Task brief: Copy out all the lines of the data that hold the word "icon".

Website and app data records:

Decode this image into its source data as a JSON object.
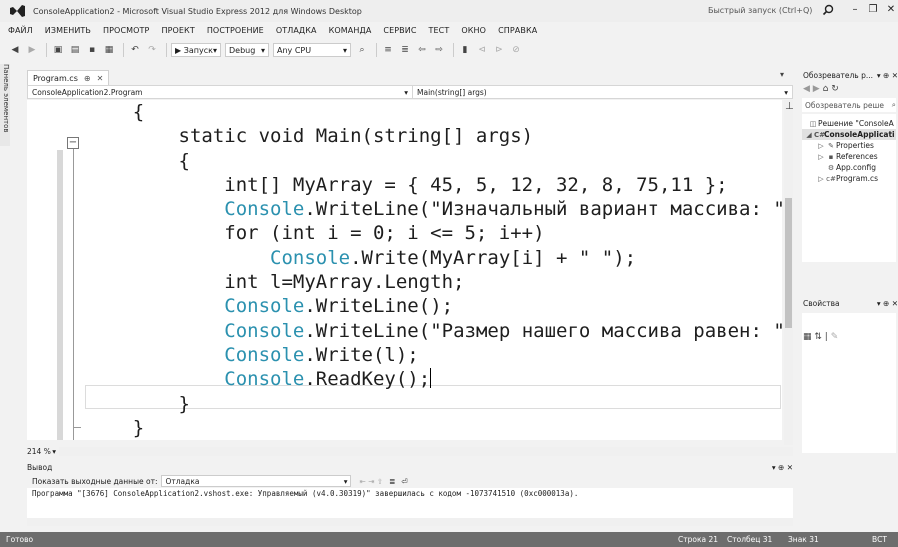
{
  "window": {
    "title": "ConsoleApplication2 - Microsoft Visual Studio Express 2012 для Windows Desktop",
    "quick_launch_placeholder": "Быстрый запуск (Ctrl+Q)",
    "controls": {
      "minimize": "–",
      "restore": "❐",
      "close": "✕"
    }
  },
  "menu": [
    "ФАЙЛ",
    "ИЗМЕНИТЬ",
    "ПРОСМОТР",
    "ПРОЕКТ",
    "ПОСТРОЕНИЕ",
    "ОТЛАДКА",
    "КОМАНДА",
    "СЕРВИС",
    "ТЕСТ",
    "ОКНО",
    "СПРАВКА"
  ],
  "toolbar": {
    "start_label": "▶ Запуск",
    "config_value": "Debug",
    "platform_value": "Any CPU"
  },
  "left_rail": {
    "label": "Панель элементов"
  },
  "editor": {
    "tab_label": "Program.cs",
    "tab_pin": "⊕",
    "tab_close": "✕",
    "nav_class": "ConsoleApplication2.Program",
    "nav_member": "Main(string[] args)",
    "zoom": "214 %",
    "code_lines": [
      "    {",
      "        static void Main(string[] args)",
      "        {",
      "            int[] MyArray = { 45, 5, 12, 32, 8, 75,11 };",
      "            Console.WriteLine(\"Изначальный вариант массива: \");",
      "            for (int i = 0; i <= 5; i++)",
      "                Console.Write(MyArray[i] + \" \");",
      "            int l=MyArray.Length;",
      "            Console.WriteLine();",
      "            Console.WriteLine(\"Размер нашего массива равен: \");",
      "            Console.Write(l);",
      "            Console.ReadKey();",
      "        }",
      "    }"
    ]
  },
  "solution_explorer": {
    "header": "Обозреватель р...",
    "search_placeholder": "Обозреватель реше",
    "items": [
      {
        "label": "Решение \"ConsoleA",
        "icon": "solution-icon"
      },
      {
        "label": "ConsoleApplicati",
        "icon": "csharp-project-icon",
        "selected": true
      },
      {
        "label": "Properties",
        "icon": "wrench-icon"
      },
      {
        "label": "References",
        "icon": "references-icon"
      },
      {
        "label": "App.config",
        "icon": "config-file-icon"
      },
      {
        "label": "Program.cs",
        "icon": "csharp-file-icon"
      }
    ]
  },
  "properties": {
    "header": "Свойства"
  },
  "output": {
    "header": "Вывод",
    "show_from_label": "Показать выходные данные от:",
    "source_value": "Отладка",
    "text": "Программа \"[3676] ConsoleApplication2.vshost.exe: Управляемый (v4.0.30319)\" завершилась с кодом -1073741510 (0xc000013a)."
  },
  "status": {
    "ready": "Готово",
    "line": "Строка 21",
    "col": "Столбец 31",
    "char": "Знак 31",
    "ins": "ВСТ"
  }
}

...

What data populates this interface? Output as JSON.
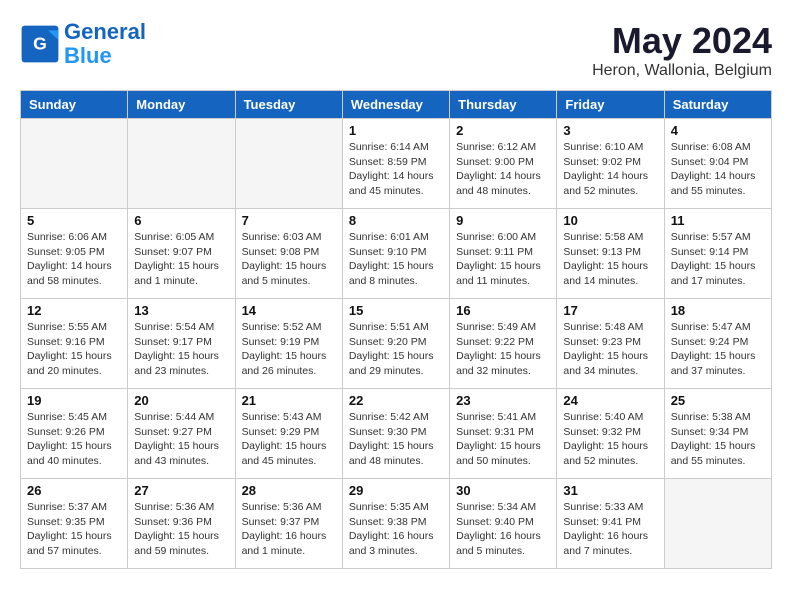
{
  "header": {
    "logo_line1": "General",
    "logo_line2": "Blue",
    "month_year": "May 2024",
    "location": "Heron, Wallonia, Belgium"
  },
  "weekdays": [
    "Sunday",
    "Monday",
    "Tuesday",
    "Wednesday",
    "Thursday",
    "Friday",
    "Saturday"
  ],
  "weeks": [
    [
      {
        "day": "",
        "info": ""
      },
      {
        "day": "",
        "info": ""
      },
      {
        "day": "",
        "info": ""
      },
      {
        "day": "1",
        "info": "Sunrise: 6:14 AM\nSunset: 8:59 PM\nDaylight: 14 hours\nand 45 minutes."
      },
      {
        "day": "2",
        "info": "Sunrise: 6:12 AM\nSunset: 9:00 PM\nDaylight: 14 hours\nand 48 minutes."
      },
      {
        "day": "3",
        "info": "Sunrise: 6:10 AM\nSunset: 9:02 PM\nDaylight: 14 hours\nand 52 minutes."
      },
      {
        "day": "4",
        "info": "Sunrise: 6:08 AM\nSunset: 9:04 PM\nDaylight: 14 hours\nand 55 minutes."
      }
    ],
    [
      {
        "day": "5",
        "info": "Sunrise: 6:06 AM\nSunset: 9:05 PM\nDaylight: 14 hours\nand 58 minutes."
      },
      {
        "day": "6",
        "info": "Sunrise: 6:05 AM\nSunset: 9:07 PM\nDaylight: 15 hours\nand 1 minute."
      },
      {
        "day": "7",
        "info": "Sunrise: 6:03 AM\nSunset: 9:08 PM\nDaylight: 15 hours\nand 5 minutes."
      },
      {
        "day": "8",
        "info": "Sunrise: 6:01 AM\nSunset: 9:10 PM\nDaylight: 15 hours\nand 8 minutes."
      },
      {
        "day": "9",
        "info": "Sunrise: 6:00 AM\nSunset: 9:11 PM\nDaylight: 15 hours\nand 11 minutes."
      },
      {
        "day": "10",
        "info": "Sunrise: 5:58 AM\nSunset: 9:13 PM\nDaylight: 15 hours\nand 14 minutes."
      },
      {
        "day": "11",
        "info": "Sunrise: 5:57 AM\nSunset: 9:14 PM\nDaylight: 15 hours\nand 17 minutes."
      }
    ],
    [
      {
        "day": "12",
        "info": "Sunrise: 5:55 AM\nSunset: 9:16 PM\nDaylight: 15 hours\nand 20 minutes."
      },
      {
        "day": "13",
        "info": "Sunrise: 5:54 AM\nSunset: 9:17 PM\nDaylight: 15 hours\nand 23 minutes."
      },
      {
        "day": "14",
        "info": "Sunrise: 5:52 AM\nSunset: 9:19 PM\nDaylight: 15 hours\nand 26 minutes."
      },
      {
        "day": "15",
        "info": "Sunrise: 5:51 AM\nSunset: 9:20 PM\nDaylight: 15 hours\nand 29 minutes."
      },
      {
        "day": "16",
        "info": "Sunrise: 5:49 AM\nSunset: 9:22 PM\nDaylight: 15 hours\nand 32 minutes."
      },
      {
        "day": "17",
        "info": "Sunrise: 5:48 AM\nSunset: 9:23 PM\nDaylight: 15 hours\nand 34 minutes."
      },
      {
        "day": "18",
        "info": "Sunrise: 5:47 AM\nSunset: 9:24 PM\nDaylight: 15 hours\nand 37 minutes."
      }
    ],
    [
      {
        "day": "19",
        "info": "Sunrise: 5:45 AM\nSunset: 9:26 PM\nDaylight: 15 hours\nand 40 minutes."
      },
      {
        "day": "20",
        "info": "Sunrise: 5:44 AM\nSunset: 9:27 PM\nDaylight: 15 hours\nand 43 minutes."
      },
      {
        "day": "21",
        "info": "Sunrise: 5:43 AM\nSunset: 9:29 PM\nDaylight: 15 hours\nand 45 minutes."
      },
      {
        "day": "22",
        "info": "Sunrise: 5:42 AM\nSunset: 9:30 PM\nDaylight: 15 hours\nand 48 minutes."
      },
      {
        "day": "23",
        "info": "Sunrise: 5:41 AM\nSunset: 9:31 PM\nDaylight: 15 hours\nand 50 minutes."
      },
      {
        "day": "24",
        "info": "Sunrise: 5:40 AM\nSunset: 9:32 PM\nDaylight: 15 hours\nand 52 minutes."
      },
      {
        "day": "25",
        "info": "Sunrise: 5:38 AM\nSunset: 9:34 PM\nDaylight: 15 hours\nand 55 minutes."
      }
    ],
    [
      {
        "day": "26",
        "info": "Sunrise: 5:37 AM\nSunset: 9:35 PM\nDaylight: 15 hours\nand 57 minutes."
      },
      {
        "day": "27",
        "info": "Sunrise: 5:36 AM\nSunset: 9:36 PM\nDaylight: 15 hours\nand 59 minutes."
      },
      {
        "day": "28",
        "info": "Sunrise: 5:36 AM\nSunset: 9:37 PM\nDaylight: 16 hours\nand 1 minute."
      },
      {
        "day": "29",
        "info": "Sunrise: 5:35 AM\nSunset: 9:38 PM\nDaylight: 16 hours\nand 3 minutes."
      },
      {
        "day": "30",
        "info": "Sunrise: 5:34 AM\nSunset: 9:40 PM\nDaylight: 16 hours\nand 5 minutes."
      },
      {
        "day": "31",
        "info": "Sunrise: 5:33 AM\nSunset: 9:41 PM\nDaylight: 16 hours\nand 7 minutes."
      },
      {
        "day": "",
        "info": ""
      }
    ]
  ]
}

Answer section:
        "icon": "solution-icon"
        "icon": "csharp-project-icon",
        "icon": "wrench-icon"
        "icon": "references-icon"
        "icon": "config-file-icon"
        "icon": "csharp-file-icon"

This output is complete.